Economic expansion (24-37)
· This section explains the spike in economic production. Beginning in the mid-20th century.
· Innovation throughout the last 200 years has lead to more efficient use of capital, leading to exponential increases in productivity.
· Increased productivity has caused a rise in incomes and quality of life as well as a decline in poverty.
· Economic growth has been steady for the last century.
· A major driver of economic growth is the immense surge in population, which provides more workers and more technology.
· In 2000, economic output was 10 times its 1950 level.
· GDP per capita has also steadily increased.
· We can see that in the 50 years since 1960, the amount of money in the economy per person has tripled.
· As you can see through the graph, there was a sudden spike in global GDP, following the spike in population.
· Share of global output of the Americas and Europe is decreasing, while Asia is rapidly producing a larger share.
· We can see that Africa’s production levels remain low, however it is possible this could change in the future, especially considering its projected population spike.
What is GDP? (26/27)
· GDP is defined as the total value of all the finished goods and services produced within the borders.
· Jupiter will present the expenditure method of measuring GDP, which totals a country’s spending.
· The sum of spending is broken down into four key components:
· Consumer Spending: goods and services bought by individuals and households
· This includes leisure spending and immediate consumption such as food, which both rise along with GDP per capita.
· Investment Spending: spending by companies on assets to enable them to provide goods and services in the future.
· Investment spending also includes the purchase of new residential houses.
· Company spending can be anything from machinery and production plants to office buildings.
· Government Spending: spending on public services and public sector salaries.
· Government spending can be anything from purchases of military equipment to investing into schools.
· Net Exports: value of goods and services exported minus value imported.
· This definition of GDP is used throughout this section in order to examine certain drivers.
Richer People (28/29)

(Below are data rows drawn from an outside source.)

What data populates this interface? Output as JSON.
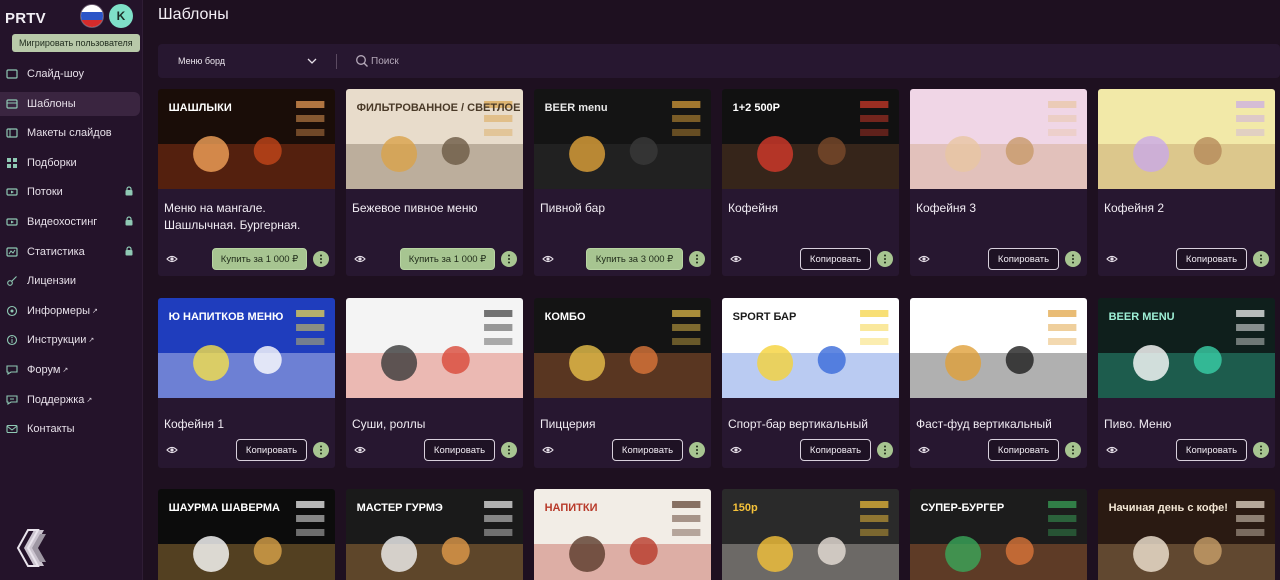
{
  "app": {
    "brand": "PRTV",
    "avatar_letter": "K",
    "migrate_label": "Мигрировать пользователя"
  },
  "page": {
    "title": "Шаблоны"
  },
  "filters": {
    "select_value": "Меню борд",
    "search_placeholder": "Поиск"
  },
  "sidebar": {
    "items": [
      {
        "label": "Слайд-шоу",
        "icon": "slideshow-icon",
        "locked": false,
        "external": false
      },
      {
        "label": "Шаблоны",
        "icon": "templates-icon",
        "locked": false,
        "external": false,
        "active": true
      },
      {
        "label": "Макеты слайдов",
        "icon": "layouts-icon",
        "locked": false,
        "external": false
      },
      {
        "label": "Подборки",
        "icon": "collections-icon",
        "locked": false,
        "external": false
      },
      {
        "label": "Потоки",
        "icon": "streams-icon",
        "locked": true,
        "external": false
      },
      {
        "label": "Видеохостинг",
        "icon": "video-icon",
        "locked": true,
        "external": false
      },
      {
        "label": "Статистика",
        "icon": "stats-icon",
        "locked": true,
        "external": false
      },
      {
        "label": "Лицензии",
        "icon": "key-icon",
        "locked": false,
        "external": false
      },
      {
        "label": "Информеры",
        "icon": "informer-icon",
        "locked": false,
        "external": true
      },
      {
        "label": "Инструкции",
        "icon": "instructions-icon",
        "locked": false,
        "external": true
      },
      {
        "label": "Форум",
        "icon": "forum-icon",
        "locked": false,
        "external": true
      },
      {
        "label": "Поддержка",
        "icon": "support-icon",
        "locked": false,
        "external": true
      },
      {
        "label": "Контакты",
        "icon": "contacts-icon",
        "locked": false,
        "external": false
      }
    ]
  },
  "cards": [
    {
      "title": "Меню на мангале. Шашлычная. Бургерная.",
      "action": "Купить за 1 000 ₽",
      "kind": "buy",
      "thumb_text": "ШАШЛЫКИ"
    },
    {
      "title": "Бежевое пивное меню",
      "action": "Купить за 1 000 ₽",
      "kind": "buy",
      "thumb_text": "ФИЛЬТРОВАННОЕ / СВЕТЛОЕ"
    },
    {
      "title": "Пивной бар",
      "action": "Купить за 3 000 ₽",
      "kind": "buy",
      "thumb_text": "BEER menu"
    },
    {
      "title": "Кофейня",
      "action": "Копировать",
      "kind": "copy",
      "thumb_text": "1+2 500Р"
    },
    {
      "title": "Кофейня 3",
      "action": "Копировать",
      "kind": "copy",
      "thumb_text": ""
    },
    {
      "title": "Кофейня 2",
      "action": "Копировать",
      "kind": "copy",
      "thumb_text": ""
    },
    {
      "title": "Кофейня 1",
      "action": "Копировать",
      "kind": "copy",
      "thumb_text": "Ю НАПИТКОВ МЕНЮ"
    },
    {
      "title": "Суши, роллы",
      "action": "Копировать",
      "kind": "copy",
      "thumb_text": ""
    },
    {
      "title": "Пиццерия",
      "action": "Копировать",
      "kind": "copy",
      "thumb_text": "КОМБО"
    },
    {
      "title": "Спорт-бар вертикальный",
      "action": "Копировать",
      "kind": "copy",
      "thumb_text": "SPORT БАР"
    },
    {
      "title": "Фаст-фуд вертикальный",
      "action": "Копировать",
      "kind": "copy",
      "thumb_text": ""
    },
    {
      "title": "Пиво. Меню",
      "action": "Копировать",
      "kind": "copy",
      "thumb_text": "BEER MENU"
    },
    {
      "title": "",
      "action": "",
      "kind": "none",
      "thumb_text": "ШАУРМА ШАВЕРМА"
    },
    {
      "title": "",
      "action": "",
      "kind": "none",
      "thumb_text": "МАСТЕР ГУРМЭ"
    },
    {
      "title": "",
      "action": "",
      "kind": "none",
      "thumb_text": "НАПИТКИ"
    },
    {
      "title": "",
      "action": "",
      "kind": "none",
      "thumb_text": "150р"
    },
    {
      "title": "",
      "action": "",
      "kind": "none",
      "thumb_text": "СУПЕР-БУРГЕР"
    },
    {
      "title": "",
      "action": "",
      "kind": "none",
      "thumb_text": "Начиная день с кофе!"
    }
  ],
  "colors": {
    "accent": "#a7c591",
    "bg": "#1e1020",
    "card": "#271730",
    "sidebar": "#24132a"
  }
}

· Many people are earning more money and have better standards of living, however the gap between the richest and the poorest continues to grow.
· While global GDP per capita is rising, the gap between rich and poor countries is also rising.

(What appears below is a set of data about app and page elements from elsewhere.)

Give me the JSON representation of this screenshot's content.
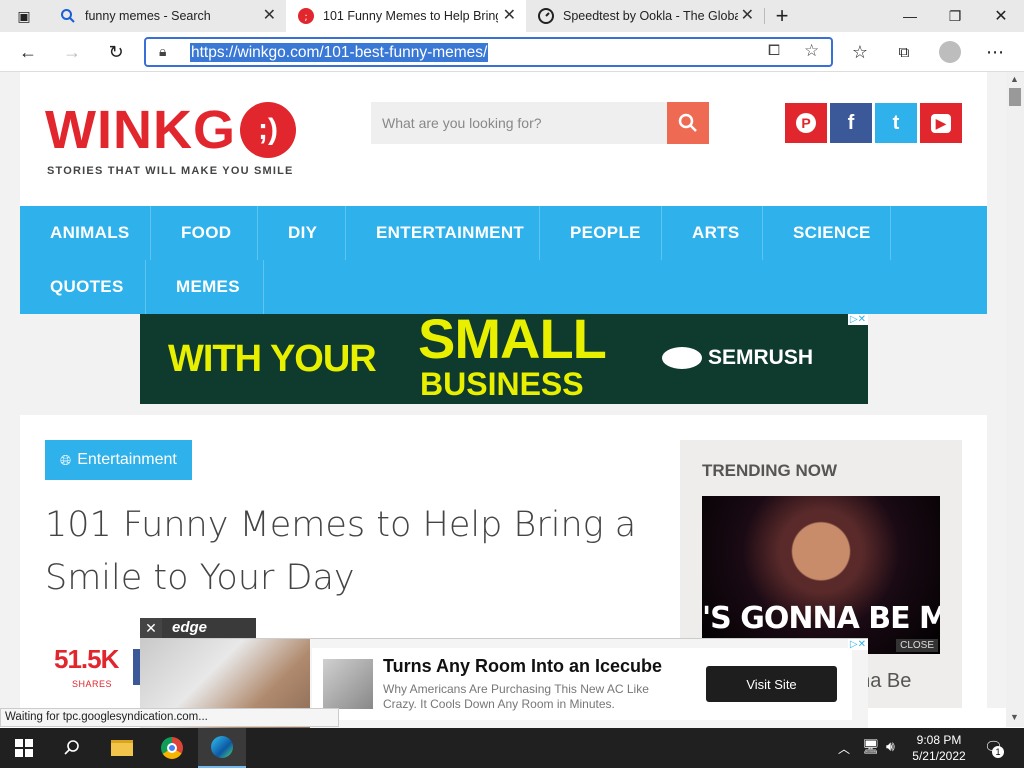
{
  "tabs": [
    {
      "title": "funny memes - Search",
      "active": false
    },
    {
      "title": "101 Funny Memes to Help Bring",
      "active": true
    },
    {
      "title": "Speedtest by Ookla - The Global",
      "active": false
    }
  ],
  "address": {
    "url": "https://winkgo.com/101-best-funny-memes/"
  },
  "site": {
    "logo": "WINKG",
    "logo_symbol": ";)",
    "tagline": "STORIES THAT WILL MAKE YOU SMILE",
    "search_placeholder": "What are you looking for?",
    "social": [
      {
        "name": "pinterest",
        "glyph": "P",
        "color": "#e1262d"
      },
      {
        "name": "facebook",
        "glyph": "f",
        "color": "#3b5998"
      },
      {
        "name": "twitter",
        "glyph": "t",
        "color": "#2fb2ec"
      },
      {
        "name": "youtube",
        "glyph": "▶",
        "color": "#e1262d"
      }
    ]
  },
  "nav": {
    "row1": [
      "ANIMALS",
      "FOOD",
      "DIY",
      "ENTERTAINMENT",
      "PEOPLE",
      "ARTS",
      "SCIENCE"
    ],
    "row2": [
      "QUOTES",
      "MEMES"
    ]
  },
  "ad_top": {
    "line1": "WITH YOUR",
    "line2": "SMALL",
    "line3": "BUSINESS",
    "brand": "SEMRUSH"
  },
  "article": {
    "category": "Entertainment",
    "title": "101 Funny Memes to Help Bring a Smile to Your Day",
    "shares_count": "51.5K",
    "shares_label": "SHARES"
  },
  "trending": {
    "heading": "TRENDING NOW",
    "caption": "'S GONNA BE MA",
    "close_label": "CLOSE",
    "item_text": "nna Be"
  },
  "ad_bottom": {
    "tag": "edge",
    "headline": "Turns Any Room Into an Icecube",
    "body": "Why Americans Are Purchasing This New AC Like Crazy. It Cools Down Any Room in Minutes.",
    "cta": "Visit Site"
  },
  "status": {
    "text": "Waiting for tpc.googlesyndication.com..."
  },
  "taskbar": {
    "time": "9:08 PM",
    "date": "5/21/2022",
    "notifications": "1"
  }
}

· Countries with the largest GDP’s continue to grow, certain countries, such as China, Vietnam, and India, see extreme growth into global players. All the while many countries remain with low spending and low economic output.

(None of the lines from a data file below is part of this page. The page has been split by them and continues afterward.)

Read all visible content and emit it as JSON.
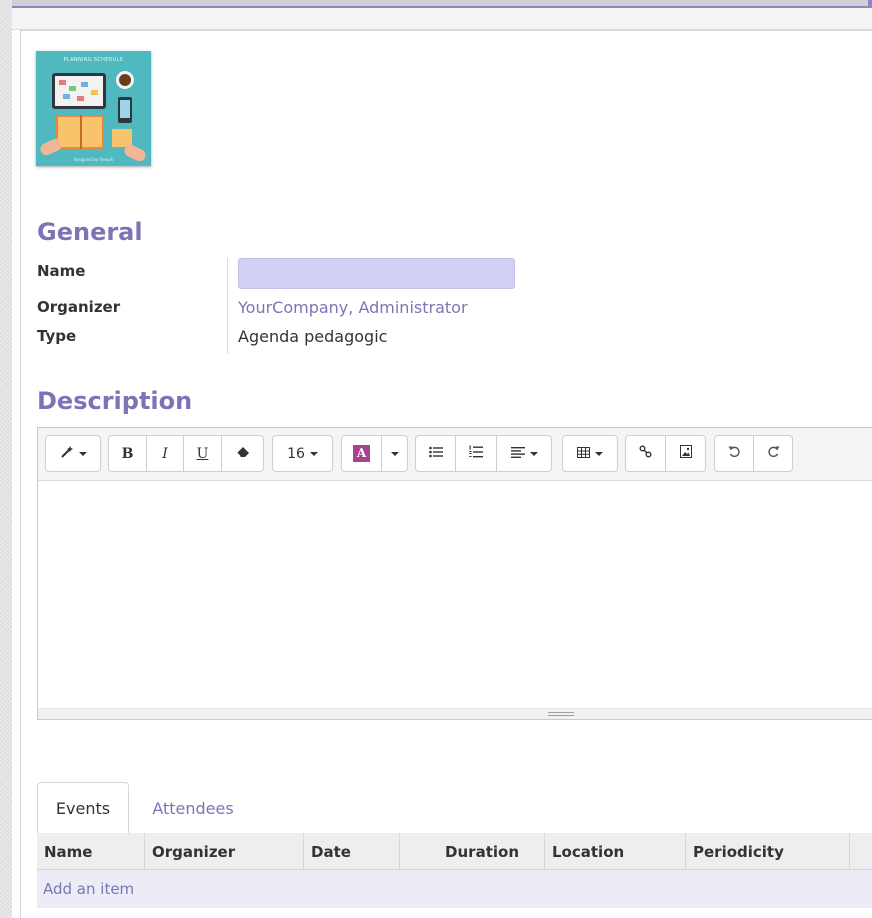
{
  "cover": {
    "caption": "PLANNING SCHEDULE",
    "footer": "designed by freepik"
  },
  "general": {
    "title": "General",
    "fields": {
      "name_label": "Name",
      "name_value": "",
      "organizer_label": "Organizer",
      "organizer_value": "YourCompany, Administrator",
      "type_label": "Type",
      "type_value": "Agenda pedagogic"
    }
  },
  "description": {
    "title": "Description",
    "toolbar": {
      "style_icon": "magic-wand-icon",
      "bold": "B",
      "italic": "I",
      "underline": "U",
      "eraser_icon": "eraser-icon",
      "font_size": "16",
      "color_letter": "A",
      "color_accent": "#a9428f",
      "bullet_list_icon": "unordered-list-icon",
      "numbered_list_icon": "ordered-list-icon",
      "align_icon": "align-left-icon",
      "table_icon": "table-icon",
      "link_icon": "link-icon",
      "image_icon": "image-icon",
      "undo_icon": "undo-icon",
      "redo_icon": "redo-icon"
    },
    "content": ""
  },
  "tabs": [
    {
      "label": "Events",
      "active": true
    },
    {
      "label": "Attendees",
      "active": false
    }
  ],
  "table": {
    "columns": [
      "Name",
      "Organizer",
      "Date",
      "Duration",
      "Location",
      "Periodicity"
    ],
    "add_item": "Add an item"
  },
  "colors": {
    "accent": "#7b75b6",
    "input_required": "#d2d0f7"
  }
}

· This section makes you think back to the Communist Manifesto.
· Marx: “Accumulation of wealth at one pole is at the same time accumulation of misery, agony of toil, slavery, ignorance, brutality, mental degradation, at the opposite...